The (very) best practice for Remote Demos is to split your forces – to have a representative from your organization at the customer site to serve as the eyes for the person presenting the demo remotely. The person at the customer site needs to be an Active Conduit of information to the demonstrator – he/she needs to be the demonstrator’s “eyes” on-site.
The lack of this Active Conduit feedback results in poor communication, confused presenters and audiences, and inconclusive results. Executing the role of the Active Conduit is critical to the success of Remote Demos – a passive representative from your company at the customer site is insufficient and a waste of resource!
For many vendors it is the sales person who typically sits with the customer at the customer site.

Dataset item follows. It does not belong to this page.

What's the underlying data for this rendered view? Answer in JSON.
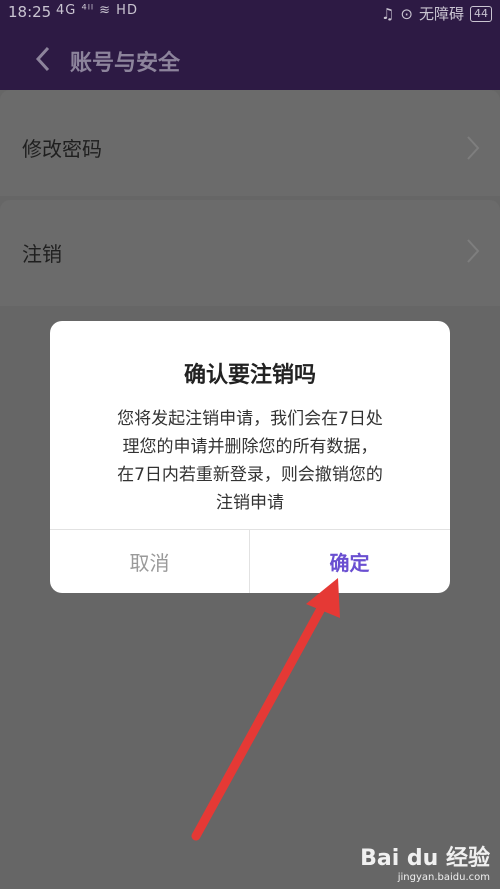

Next best, if you cannot have one of your representatives present, is to ask your champion or coach to be your “eyes” for the meeting.
Here’s a brief list of the items that need to be communicated by the person at the customer site to the remote individual:
Before the demo:
1. Arrive at the customer’s conference room 15 minutes before the formal meeting is scheduled to begin to get things set up and operating correctly:
a) Start the collaboration tool (e.g., GoToMeeting, WebEx, Live Meeting, etc.) session on the customer side.
b) Help test and confirm screen resolution issues – “Yes, I can see your mouse across the full diagonal and we’ve maximized the screen here on the receiving end”.
c) Help test and confirm audio – “Yes, I can hear you fine… Here, let me move the conference phone microphones to better positions so that you can hear us better.”
d) Help test “latency” – “Looks like we have about a 2 second delay right now…”
2. Plan for managing questions – “Can you please plan to capture questions in a Word document from your laptop during the session?”
3. Review any other pre-meeting plans or issues.
During the demo:
1. Alert regarding “latency” – “Looks like you are about 3 seconds ahead of what we are seeing here… You may need to slow down.”
2. Somebody new arrives at the meeting – “Before you go on, we have a new participant in the room…” [And to ask the three questions:
a) What is your name?
b) What is your job title?
c) What would you like to accomplish during our session today?]
3. Somebody leaves – “Just to let you know, Bob had to leave the meeting….”
4. Unspoken questions – “Hang on, it looks like Jennifer has a question [furrowed brow, raised hand, look of confusion, etc.].”
5. Inability to hear – “John, let me repeat that question for you…”
6. Manage and alert during side conversations – “Hold on, we have a side conversation going on about the capability you just presented…”
7. Provide “color” commentary, as appropriate, e.g., “I want to let you know that they are all smiling and nodding their heads…!”
After the demo:
1. Debrief with the customer – face-to-face feedback provides nuances often missed via the phone.
2. Listen for “casual” conversations – what else are the audience members saying about the demo, the product, the company…
3. Afterwards, communicate this information back to the balance of the selling team.
You can train your own representatives to execute these items – or your champion/coach – by reviewing this list with them ahead of your demos. Following these practices will improve the outcome of your Remote Demos markedly!